What to produce: A faithful copy of the listing below is required.

Records for the exercise:
=== Section Start ===

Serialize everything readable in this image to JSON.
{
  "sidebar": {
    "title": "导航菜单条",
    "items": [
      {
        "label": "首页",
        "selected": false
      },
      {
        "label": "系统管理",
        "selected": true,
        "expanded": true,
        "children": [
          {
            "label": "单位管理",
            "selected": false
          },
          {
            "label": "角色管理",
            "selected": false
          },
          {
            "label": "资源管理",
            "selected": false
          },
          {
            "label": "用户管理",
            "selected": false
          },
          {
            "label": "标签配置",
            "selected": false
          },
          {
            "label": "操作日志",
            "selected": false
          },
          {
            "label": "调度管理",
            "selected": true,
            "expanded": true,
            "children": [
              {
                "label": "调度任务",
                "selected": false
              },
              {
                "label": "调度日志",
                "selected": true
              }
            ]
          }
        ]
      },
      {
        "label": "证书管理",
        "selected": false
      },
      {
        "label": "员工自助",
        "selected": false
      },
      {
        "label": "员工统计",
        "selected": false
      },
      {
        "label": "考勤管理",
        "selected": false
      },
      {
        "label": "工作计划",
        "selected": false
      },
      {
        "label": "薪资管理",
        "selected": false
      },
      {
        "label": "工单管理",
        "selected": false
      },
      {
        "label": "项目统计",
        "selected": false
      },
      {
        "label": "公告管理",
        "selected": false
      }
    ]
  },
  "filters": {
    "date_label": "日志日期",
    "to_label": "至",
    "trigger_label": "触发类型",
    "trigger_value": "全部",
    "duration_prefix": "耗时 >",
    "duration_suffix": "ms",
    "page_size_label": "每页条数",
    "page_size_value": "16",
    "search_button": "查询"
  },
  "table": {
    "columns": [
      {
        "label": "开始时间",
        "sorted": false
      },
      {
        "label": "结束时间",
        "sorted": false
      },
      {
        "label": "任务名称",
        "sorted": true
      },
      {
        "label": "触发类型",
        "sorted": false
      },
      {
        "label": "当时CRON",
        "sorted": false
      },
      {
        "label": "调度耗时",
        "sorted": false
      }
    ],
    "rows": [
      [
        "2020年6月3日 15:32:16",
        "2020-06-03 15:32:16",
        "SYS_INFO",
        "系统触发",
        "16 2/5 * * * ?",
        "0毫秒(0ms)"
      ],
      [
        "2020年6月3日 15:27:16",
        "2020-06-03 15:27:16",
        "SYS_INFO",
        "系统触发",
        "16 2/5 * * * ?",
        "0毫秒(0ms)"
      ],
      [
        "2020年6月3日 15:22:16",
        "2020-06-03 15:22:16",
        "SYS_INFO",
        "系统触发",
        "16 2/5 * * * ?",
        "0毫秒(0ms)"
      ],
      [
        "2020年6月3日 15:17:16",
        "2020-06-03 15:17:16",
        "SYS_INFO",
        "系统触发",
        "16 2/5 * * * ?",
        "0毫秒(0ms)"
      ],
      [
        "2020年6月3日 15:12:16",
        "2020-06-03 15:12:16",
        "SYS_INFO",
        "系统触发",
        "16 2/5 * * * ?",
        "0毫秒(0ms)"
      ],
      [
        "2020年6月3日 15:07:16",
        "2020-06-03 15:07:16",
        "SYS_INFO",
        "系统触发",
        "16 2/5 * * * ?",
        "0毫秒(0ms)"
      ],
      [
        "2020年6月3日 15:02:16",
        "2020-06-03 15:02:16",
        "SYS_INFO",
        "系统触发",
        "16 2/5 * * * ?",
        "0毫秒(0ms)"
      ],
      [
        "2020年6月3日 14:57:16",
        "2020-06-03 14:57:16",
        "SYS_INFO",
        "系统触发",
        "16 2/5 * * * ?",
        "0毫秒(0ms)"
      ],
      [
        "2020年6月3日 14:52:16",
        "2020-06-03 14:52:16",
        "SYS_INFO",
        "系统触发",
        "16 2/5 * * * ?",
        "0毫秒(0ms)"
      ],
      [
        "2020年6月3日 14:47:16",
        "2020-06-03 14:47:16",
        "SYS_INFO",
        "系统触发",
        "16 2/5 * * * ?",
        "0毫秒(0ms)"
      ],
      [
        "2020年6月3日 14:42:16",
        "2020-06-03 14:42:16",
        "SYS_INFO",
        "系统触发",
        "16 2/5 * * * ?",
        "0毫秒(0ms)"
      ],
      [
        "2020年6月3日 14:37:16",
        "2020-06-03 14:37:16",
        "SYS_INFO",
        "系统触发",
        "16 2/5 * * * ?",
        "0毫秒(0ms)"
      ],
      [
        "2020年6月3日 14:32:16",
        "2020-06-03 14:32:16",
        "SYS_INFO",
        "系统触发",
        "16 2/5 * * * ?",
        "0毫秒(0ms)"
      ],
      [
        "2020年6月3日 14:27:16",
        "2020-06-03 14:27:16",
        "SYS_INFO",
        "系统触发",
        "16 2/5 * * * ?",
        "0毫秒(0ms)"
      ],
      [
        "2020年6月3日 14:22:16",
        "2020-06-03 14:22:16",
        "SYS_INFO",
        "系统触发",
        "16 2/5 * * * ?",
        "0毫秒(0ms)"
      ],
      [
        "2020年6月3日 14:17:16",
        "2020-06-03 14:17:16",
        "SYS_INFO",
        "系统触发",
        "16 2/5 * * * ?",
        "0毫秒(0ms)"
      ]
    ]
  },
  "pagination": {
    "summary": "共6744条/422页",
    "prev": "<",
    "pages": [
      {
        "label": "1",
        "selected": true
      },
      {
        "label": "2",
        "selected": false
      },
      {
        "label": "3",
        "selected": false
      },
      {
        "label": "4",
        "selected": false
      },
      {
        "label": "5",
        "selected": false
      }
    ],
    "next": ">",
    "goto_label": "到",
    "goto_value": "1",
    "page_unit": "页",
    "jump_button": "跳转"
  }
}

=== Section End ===

Task answer:
Serialize everything readable in this image to JSON.
{
  "sidebar": {
    "title": "导航菜单条",
    "items": [
      {
        "label": "首页",
        "selected": false
      },
      {
        "label": "系统管理",
        "selected": true,
        "expanded": true,
        "children": [
          {
            "label": "单位管理",
            "selected": false
          },
          {
            "label": "角色管理",
            "selected": false
          },
          {
            "label": "资源管理",
            "selected": false
          },
          {
            "label": "用户管理",
            "selected": false
          },
          {
            "label": "标签配置",
            "selected": false
          },
          {
            "label": "操作日志",
            "selected": false
          },
          {
            "label": "调度管理",
            "selected": true,
            "expanded": true,
            "children": [
              {
                "label": "调度任务",
                "selected": false
              },
              {
                "label": "调度日志",
                "selected": true
              }
            ]
          }
        ]
      },
      {
        "label": "证书管理",
        "selected": false
      },
      {
        "label": "员工自助",
        "selected": false
      },
      {
        "label": "员工统计",
        "selected": false
      },
      {
        "label": "考勤管理",
        "selected": false
      },
      {
        "label": "工作计划",
        "selected": false
      },
      {
        "label": "薪资管理",
        "selected": false
      },
      {
        "label": "工单管理",
        "selected": false
      },
      {
        "label": "项目统计",
        "selected": false
      },
      {
        "label": "公告管理",
        "selected": false
      }
    ]
  },
  "filters": {
    "date_label": "日志日期",
    "to_label": "至",
    "trigger_label": "触发类型",
    "trigger_value": "全部",
    "duration_prefix": "耗时 >",
    "duration_suffix": "ms",
    "page_size_label": "每页条数",
    "page_size_value": "16",
    "search_button": "查询"
  },
  "table": {
    "columns": [
      {
        "label": "开始时间",
        "sorted": false
      },
      {
        "label": "结束时间",
        "sorted": false
      },
      {
        "label": "任务名称",
        "sorted": true
      },
      {
        "label": "触发类型",
        "sorted": false
      },
      {
        "label": "当时CRON",
        "sorted": false
      },
      {
        "label": "调度耗时",
        "sorted": false
      }
    ],
    "rows": [
      [
        "2020年6月3日 15:32:16",
        "2020-06-03 15:32:16",
        "SYS_INFO",
        "系统触发",
        "16 2/5 * * * ?",
        "0毫秒(0ms)"
      ],
      [
        "2020年6月3日 15:27:16",
        "2020-06-03 15:27:16",
        "SYS_INFO",
        "系统触发",
        "16 2/5 * * * ?",
        "0毫秒(0ms)"
      ],
      [
        "2020年6月3日 15:22:16",
        "2020-06-03 15:22:16",
        "SYS_INFO",
        "系统触发",
        "16 2/5 * * * ?",
        "0毫秒(0ms)"
      ],
      [
        "2020年6月3日 15:17:16",
        "2020-06-03 15:17:16",
        "SYS_INFO",
        "系统触发",
        "16 2/5 * * * ?",
        "0毫秒(0ms)"
      ],
      [
        "2020年6月3日 15:12:16",
        "2020-06-03 15:12:16",
        "SYS_INFO",
        "系统触发",
        "16 2/5 * * * ?",
        "0毫秒(0ms)"
      ],
      [
        "2020年6月3日 15:07:16",
        "2020-06-03 15:07:16",
        "SYS_INFO",
        "系统触发",
        "16 2/5 * * * ?",
        "0毫秒(0ms)"
      ],
      [
        "2020年6月3日 15:02:16",
        "2020-06-03 15:02:16",
        "SYS_INFO",
        "系统触发",
        "16 2/5 * * * ?",
        "0毫秒(0ms)"
      ],
      [
        "2020年6月3日 14:57:16",
        "2020-06-03 14:57:16",
        "SYS_INFO",
        "系统触发",
        "16 2/5 * * * ?",
        "0毫秒(0ms)"
      ],
      [
        "2020年6月3日 14:52:16",
        "2020-06-03 14:52:16",
        "SYS_INFO",
        "系统触发",
        "16 2/5 * * * ?",
        "0毫秒(0ms)"
      ],
      [
        "2020年6月3日 14:47:16",
        "2020-06-03 14:47:16",
        "SYS_INFO",
        "系统触发",
        "16 2/5 * * * ?",
        "0毫秒(0ms)"
      ],
      [
        "2020年6月3日 14:42:16",
        "2020-06-03 14:42:16",
        "SYS_INFO",
        "系统触发",
        "16 2/5 * * * ?",
        "0毫秒(0ms)"
      ],
      [
        "2020年6月3日 14:37:16",
        "2020-06-03 14:37:16",
        "SYS_INFO",
        "系统触发",
        "16 2/5 * * * ?",
        "0毫秒(0ms)"
      ],
      [
        "2020年6月3日 14:32:16",
        "2020-06-03 14:32:16",
        "SYS_INFO",
        "系统触发",
        "16 2/5 * * * ?",
        "0毫秒(0ms)"
      ],
      [
        "2020年6月3日 14:27:16",
        "2020-06-03 14:27:16",
        "SYS_INFO",
        "系统触发",
        "16 2/5 * * * ?",
        "0毫秒(0ms)"
      ],
      [
        "2020年6月3日 14:22:16",
        "2020-06-03 14:22:16",
        "SYS_INFO",
        "系统触发",
        "16 2/5 * * * ?",
        "0毫秒(0ms)"
      ],
      [
        "2020年6月3日 14:17:16",
        "2020-06-03 14:17:16",
        "SYS_INFO",
        "系统触发",
        "16 2/5 * * * ?",
        "0毫秒(0ms)"
      ]
    ]
  },
  "pagination": {
    "summary": "共6744条/422页",
    "prev": "<",
    "pages": [
      {
        "label": "1",
        "selected": true
      },
      {
        "label": "2",
        "selected": false
      },
      {
        "label": "3",
        "selected": false
      },
      {
        "label": "4",
        "selected": false
      },
      {
        "label": "5",
        "selected": false
      }
    ],
    "next": ">",
    "goto_label": "到",
    "goto_value": "1",
    "page_unit": "页",
    "jump_button": "跳转"
  }
}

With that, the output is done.